Although I’m busy preparing this year’s Halloween comic, I thought that I’d take a bit of a look at the various storytelling techniques used in a really interesting old TV series called “Columbo” which I’ve been watching on DVD recently.
If you’ve never heard of “Columbo” before, it’s a somewhat unusual American TV series from the 1970s that revolves around a friendly, dishevelled detective called Columbo who solves murders. Although this might sound like the premise of every detective show ever, the series does a number of innovative things, which still stand up fairly well to this day.
The first innovative thing that the series does is to use an unusual structure for each episode. Basically, Columbo doesn’t usually appear until about 10-20 minutes after each episode has started. By this point, the audience has seen the murder (in addition to who did it, why they did it and how they’ve tried to cover it up).

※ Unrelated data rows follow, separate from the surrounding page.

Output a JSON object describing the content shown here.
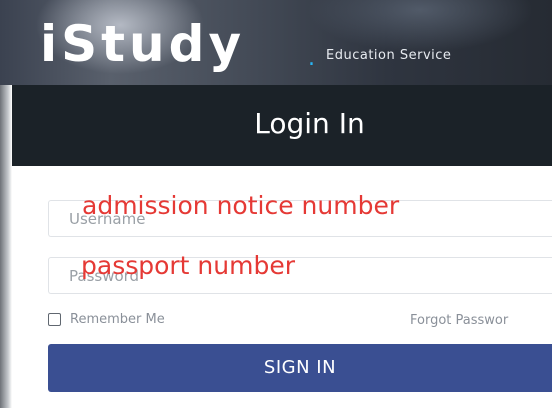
{
  "brand": {
    "logo_text": "iStudy",
    "dot": ".",
    "tagline": "Education Service"
  },
  "login": {
    "title": "Login In",
    "username_placeholder": "Username",
    "password_placeholder": "Password",
    "remember_label": "Remember Me",
    "forgot_label": "Forgot Passwor",
    "signin_label": "SIGN IN"
  },
  "annotations": {
    "username_note": "admission notice number",
    "password_note": "passport number",
    "color": "#e53935"
  },
  "colors": {
    "header_bg": "#1b2228",
    "button_bg": "#3a4f92",
    "accent_dot": "#29b6f6"
  }
}
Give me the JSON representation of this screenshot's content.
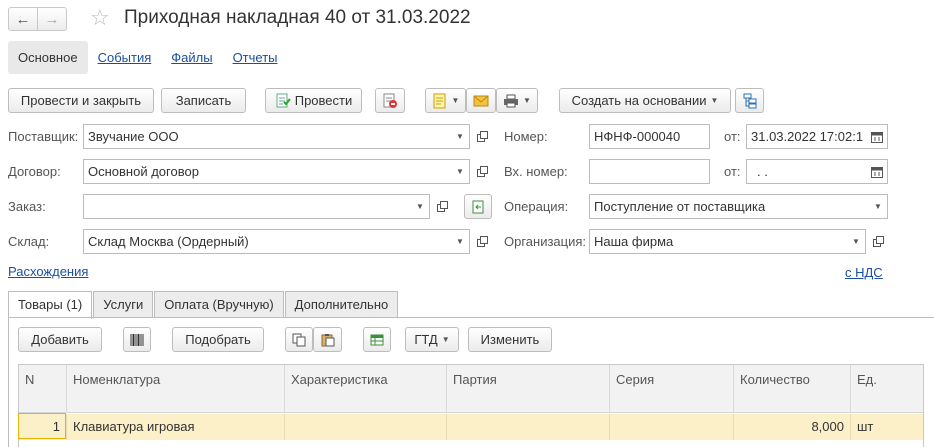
{
  "window": {
    "title": "Приходная накладная 40 от 31.03.2022"
  },
  "sections": [
    "Основное",
    "События",
    "Файлы",
    "Отчеты"
  ],
  "toolbar": {
    "post_close": "Провести и закрыть",
    "save": "Записать",
    "post": "Провести",
    "create_based": "Создать на основании"
  },
  "form": {
    "supplier_label": "Поставщик:",
    "supplier_value": "Звучание ООО",
    "contract_label": "Договор:",
    "contract_value": "Основной договор",
    "order_label": "Заказ:",
    "order_value": "",
    "warehouse_label": "Склад:",
    "warehouse_value": "Склад Москва (Ордерный)",
    "number_label": "Номер:",
    "number_value": "НФНФ-000040",
    "date_label": "от:",
    "date_value": "31.03.2022 17:02:1",
    "in_number_label": "Вх. номер:",
    "in_number_value": "",
    "in_date_label": "от:",
    "in_date_value": "  .  .",
    "operation_label": "Операция:",
    "operation_value": "Поступление от поставщика",
    "organization_label": "Организация:",
    "organization_value": "Наша фирма"
  },
  "links": {
    "discrepancies": "Расхождения",
    "vat": "с НДС"
  },
  "tabs": [
    "Товары (1)",
    "Услуги",
    "Оплата (Вручную)",
    "Дополнительно"
  ],
  "goods_toolbar": {
    "add": "Добавить",
    "pick": "Подобрать",
    "gtd": "ГТД",
    "change": "Изменить"
  },
  "table": {
    "columns": [
      "N",
      "Номенклатура",
      "Характеристика",
      "Партия",
      "Серия",
      "Количество",
      "Ед."
    ],
    "rows": [
      {
        "n": "1",
        "item": "Клавиатура игровая",
        "char": "",
        "batch": "",
        "series": "",
        "qty": "8,000",
        "unit": "шт"
      }
    ]
  },
  "colors": {
    "link": "#1a4fa0",
    "row_selected": "#fbf0c8",
    "accent_red": "#d33"
  }
}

Although this shifts the emphasis of the story to Columbo trying to prove that someone is guilty, rather than trying to work out who did it – it also does something much smarter than this.
It gives the story of each episode context. Since the first 10-20 minutes of each episode is basically a short drama film, we get to see a lot more background and character information than we would do if each episode began with Columbo talking to the characters after the crime had been committed.
Plus, by making sure that Columbo only appears when he would realistically be expected to (eg: after the murder), it takes the focus off of him slightly and he comes across as more of a mysterious character – like how Sir Arthur Conan Doyle mostly just showed Sherlock Holmes from Watson’s perspective. Plus, since each episode begins from the criminal’s “perspective”, this also makes Columbo seem more like a meddling interloper too. It’s a really clever narrative technique!
The second innovative thing that the series does is to use emotional contrast perfectly. Although the series is well-known for Columbo’s friendly personality and rumpled charm (seriously, he’s a really adorable character), it’s much less of a “feel good” series than you might initially think. The emotional tone of each episode’s story is much closer to a film noir, a melodrama or even an old American horror comic than anything else.
The series’ emphasis on ruthless criminals, their motivations (eg: almost always money, infidelity or revenge) and the fact that they seemingly get away with it for large parts of the episode, is much more like a “gritty” film noir or a horror movie than anything else. Yet, instead of the grizzled P.I. or world-weary cop you’d expect to see in a story like this, the main character is more adorable than tough.
This emotional contrast works perfectly since it makes each “side” bolder by comparison. In contrast to Columbo, the criminals seem even more cold, calculating and evil. Yet, in contrast to the criminals, Columbo looks even friendlier and more adorable.
The third innovative thing that the series does is to blend formats perfectly. Unlike many American TV shows from the 1970s-2000s, each episode of “Columbo” is 70-90 minutes long. This means that each episode is more like a self-contained film than a typical TV show episode. In fact, in the episodes I’ve seen so far, the titles of each episode are almost presented like film titles (with only a very brief mention of Columbo, in contrast to the title sequences of most TV shows):
Often, the best forms of creativity and innovation come from mixing pre-existing things rather than coming up with entirely new things. For example, the film “Blade Runner” was such an influential and groundbreaking film because it combined the film noir and sci-fi genres. Both of these things already existed, but they hadn’t been combined in such a comprehensive way before “Blade Runner”.
So, by mixing film and television, “Columbo” offers a good example of how creative works can stand out from the crowd just by taking influence from something outside their genre or format.
Although I could probably go on about this show for a while, I’ll conclude this article by pointing out that narrative innovations don’t have to be major, “experimental”, avant-garde, world-changing things.
A lot of the innovative parts of “Columbo” are subtle, structural things that aren’t always even noticeable unless you actually think about them. Yet, without these subtle innovations, this series would just be another run-of-the-mill TV series that would probably be lost to the mists of time by now.
Anyway, I hope that this was useful 🙂